Segment Start: DATA LISTING

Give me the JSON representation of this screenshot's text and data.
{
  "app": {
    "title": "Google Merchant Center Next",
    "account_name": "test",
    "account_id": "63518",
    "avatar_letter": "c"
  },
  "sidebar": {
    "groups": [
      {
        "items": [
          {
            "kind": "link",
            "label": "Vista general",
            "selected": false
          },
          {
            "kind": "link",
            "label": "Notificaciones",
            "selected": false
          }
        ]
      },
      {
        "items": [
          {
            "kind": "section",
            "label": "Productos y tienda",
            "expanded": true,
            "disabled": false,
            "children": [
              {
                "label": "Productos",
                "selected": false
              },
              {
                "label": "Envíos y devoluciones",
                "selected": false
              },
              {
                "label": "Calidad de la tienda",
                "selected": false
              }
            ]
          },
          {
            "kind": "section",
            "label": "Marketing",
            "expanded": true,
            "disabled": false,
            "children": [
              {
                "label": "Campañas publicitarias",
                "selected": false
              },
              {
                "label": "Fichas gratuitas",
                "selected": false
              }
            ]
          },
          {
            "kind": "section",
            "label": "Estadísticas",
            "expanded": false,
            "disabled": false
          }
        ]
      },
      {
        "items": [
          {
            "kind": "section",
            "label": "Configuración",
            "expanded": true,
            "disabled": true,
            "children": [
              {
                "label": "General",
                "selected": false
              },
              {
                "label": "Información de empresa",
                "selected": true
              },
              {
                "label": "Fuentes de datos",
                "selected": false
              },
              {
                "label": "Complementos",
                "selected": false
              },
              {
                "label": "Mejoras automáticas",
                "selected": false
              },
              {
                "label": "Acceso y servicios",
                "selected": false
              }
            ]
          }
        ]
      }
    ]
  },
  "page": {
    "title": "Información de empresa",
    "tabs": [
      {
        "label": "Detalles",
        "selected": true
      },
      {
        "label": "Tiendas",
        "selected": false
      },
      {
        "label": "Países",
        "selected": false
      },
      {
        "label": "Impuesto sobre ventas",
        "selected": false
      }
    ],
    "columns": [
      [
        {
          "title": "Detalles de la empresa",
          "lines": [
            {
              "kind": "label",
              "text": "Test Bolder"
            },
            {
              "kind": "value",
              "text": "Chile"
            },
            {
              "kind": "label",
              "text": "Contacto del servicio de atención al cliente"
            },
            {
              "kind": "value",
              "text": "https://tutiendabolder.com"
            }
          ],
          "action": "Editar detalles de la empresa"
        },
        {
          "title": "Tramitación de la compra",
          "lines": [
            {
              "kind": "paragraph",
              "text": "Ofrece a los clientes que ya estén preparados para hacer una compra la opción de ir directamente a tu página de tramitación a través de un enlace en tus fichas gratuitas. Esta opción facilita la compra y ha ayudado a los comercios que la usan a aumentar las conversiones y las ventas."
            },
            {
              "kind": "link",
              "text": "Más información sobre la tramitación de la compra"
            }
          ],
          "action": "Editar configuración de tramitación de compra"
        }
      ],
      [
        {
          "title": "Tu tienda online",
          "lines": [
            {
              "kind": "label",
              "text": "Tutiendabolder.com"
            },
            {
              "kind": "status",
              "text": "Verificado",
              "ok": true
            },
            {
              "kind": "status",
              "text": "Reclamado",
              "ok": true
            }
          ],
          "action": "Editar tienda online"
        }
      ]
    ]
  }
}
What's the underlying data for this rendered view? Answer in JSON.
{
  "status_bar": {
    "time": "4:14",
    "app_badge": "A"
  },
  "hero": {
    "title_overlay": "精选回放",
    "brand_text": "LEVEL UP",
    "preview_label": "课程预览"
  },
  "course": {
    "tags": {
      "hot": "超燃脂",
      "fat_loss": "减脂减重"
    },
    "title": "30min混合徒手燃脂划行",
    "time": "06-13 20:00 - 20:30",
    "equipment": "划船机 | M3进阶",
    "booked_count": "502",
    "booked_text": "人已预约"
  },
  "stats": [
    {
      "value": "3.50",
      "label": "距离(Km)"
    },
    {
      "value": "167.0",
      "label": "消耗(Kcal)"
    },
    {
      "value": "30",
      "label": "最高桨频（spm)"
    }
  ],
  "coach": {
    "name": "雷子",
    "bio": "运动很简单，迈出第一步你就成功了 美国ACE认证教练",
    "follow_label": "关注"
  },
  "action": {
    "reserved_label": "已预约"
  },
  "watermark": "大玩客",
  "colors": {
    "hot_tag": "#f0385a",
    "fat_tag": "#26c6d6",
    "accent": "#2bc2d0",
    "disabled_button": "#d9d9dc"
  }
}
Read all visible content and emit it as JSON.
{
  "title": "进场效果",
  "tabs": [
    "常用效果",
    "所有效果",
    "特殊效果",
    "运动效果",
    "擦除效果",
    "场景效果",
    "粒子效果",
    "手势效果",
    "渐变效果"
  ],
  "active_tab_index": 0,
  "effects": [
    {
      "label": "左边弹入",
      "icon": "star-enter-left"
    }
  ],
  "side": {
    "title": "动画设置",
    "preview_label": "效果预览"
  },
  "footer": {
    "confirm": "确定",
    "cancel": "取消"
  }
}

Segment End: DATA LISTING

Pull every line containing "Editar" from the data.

          "action": "Editar detalles de la empresa"
          "action": "Editar configuración de tramitación de compra"
          "action": "Editar tienda online"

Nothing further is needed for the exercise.